Arachne-pnr tries to combine SB_LUT4, SB_CARRY, and SB_DFFxx whenever possible.  In some cases, the logic cannot be combined and arachne-pnr uses SB_LUT4 as a "pass-through" for carry in/out or a DFF input.  Combining SB_LUT4 and SB_CARRY requires the SB_CARRY I0, I1, and CI input signals to be the same as the SB_LUT4 I1, I2, and I3 inputs.


Here's a BLIF example from a binary counter.  Given the current state p5 of the counter,  it calculates the next state np5:

 

.gate SB_LUT4  I0=clr I1=$0 I2=p5 I3=pc5 O=np5  # np5 = next p5

.param LUT_INIT 0000010101010000

.gate SB_DFF  C=clk D=np5 Q=p5

.gate SB_CARRY CI=pc5 I0=$0 I1=p5 CO=pc6        # pc6 = carry to p6


SB_LUT4 calculates np5 given p5 and carry-in pc5 from the next lower bit of the counter.  np5 is clocked into SB_DFF to update p5 at the next rising edge of clk.  SB_CARRY calculates carry-out pc6 for the next higher bit of the counter.  Note that SB_CARRY's I0, I1, and CI inputs match SB_LUT4's I1, I2, and I3.  SB_LUT4 I0 is set to signal clr which synchronously resets the counter, and I1 is not used so I set it to the constant 0.  (Yosys uses $true and $false for 1 and 0, but BLIF lets you define them to be something else.)


SB_LUT4 has a LUT_INIT parameter that specifies the binary truth table for the LUT.  Each bit i (numbered from LSb = 0) is the LUT value if I[3:0] = i.  If I0 = clr = 1, the LUT output np5 is 0.  If I0 = 0, the LUT output is I2⊕I3 = p5⊕pc5.

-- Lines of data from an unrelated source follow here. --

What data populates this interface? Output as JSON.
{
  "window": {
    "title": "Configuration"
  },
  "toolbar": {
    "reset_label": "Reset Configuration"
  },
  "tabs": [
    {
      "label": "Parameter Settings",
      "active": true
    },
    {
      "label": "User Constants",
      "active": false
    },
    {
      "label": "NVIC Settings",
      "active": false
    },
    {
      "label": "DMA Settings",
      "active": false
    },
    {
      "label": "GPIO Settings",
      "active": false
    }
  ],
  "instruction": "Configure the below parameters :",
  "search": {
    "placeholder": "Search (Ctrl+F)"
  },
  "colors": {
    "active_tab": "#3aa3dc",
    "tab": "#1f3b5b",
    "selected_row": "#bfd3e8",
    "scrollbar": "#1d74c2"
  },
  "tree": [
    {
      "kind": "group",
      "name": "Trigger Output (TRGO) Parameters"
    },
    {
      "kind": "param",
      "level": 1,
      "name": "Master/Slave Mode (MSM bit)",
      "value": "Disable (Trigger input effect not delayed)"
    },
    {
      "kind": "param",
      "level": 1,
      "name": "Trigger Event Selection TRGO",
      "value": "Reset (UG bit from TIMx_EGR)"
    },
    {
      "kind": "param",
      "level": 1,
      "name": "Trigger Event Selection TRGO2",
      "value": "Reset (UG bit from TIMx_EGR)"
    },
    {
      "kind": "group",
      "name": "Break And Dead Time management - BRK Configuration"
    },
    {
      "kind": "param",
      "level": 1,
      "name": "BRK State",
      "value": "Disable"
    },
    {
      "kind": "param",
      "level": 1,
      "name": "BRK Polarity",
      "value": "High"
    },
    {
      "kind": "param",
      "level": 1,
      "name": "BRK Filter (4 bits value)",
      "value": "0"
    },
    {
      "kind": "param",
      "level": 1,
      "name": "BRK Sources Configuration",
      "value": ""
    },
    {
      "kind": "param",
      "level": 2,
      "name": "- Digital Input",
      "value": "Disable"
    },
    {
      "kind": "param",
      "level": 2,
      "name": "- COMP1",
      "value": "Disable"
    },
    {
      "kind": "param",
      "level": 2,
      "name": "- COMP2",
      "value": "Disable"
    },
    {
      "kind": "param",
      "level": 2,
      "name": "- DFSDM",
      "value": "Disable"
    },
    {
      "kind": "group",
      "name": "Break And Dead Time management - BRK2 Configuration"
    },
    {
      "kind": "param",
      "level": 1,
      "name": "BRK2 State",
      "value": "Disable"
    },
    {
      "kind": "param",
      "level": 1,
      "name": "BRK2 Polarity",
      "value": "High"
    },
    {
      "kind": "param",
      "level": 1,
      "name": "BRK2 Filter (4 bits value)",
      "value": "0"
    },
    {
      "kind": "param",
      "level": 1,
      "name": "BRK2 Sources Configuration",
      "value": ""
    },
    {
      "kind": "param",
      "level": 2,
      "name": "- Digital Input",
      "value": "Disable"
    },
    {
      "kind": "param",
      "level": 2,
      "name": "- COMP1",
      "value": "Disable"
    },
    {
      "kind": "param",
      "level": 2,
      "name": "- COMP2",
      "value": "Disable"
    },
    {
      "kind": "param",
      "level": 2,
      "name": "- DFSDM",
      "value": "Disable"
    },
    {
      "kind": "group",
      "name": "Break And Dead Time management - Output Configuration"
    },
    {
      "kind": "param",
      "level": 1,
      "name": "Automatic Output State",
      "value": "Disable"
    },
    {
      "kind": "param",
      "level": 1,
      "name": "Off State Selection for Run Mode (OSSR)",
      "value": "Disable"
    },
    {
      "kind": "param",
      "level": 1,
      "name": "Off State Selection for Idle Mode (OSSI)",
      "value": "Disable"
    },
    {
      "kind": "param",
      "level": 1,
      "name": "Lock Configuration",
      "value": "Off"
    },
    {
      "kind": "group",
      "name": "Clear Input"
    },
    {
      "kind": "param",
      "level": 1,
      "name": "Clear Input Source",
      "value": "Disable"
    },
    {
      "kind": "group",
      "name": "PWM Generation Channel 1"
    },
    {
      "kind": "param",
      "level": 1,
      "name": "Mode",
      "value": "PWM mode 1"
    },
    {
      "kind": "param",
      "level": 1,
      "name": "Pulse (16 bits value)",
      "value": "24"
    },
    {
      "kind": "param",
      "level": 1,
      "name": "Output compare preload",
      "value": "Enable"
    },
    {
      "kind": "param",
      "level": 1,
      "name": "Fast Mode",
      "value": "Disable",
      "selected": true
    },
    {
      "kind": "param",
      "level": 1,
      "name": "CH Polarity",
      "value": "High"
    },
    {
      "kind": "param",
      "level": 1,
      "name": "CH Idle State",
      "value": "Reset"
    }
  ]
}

Arachne-pnr combines SB_LUT4, SB_DFFxx, and SB_CARRY into an ICESTORM_LC, which includes parameters for DFF and carry chain options.  You can see how it did this using the "-B" option.  I think arachne-pnr understands ICESTORM_LC blocks in its BLIF input if you want to combine LUTs, DFFs, and carry logic yourself before running arachne-pnr.


Finally, let's take a quick look at SB_IO, the I/O block.  The iCE40 I/O block has many options including built-in flip-flops for DDR, tri-state output enable, and pull-up resistor.  See the iCE Technology Library document for details.  If your design has simple inputs and outputs, you can let arachne-pnr generate SB_IO blocks automatically.  However, if you want to use some options like pull-up you may need to include an SB_IO explicitly.


Here's the BLIF for an input pin "en" that has a pull-up:


.gate SB_IO PACKAGE_PIN=en D_IN_0=en.d0

.param PINTYPE  000001000001

.param PULLUP 1


This SB_IO has two of its pins connected: PACKAGE_PIN is the external pin "en" and D_IN_0 is the internal data-in signal, which may be latched or registered.  There's also a D_IN_1 registered on a falling clock edge for DDR.  I've named the internal signal "en.d0" and connect it to internal logic elsewhere in the BLIF file.


The PIN_TYPE parameter specifies whether SB_IO input is registered, latched, or combinational, and whether the SB_IO output is disabled, combinational, registered, inverted, DDR, etc.  The PULLUP parameter enables the I/O pin's pull-up resistor.


OK, that's all for now.  I'll add more as needed.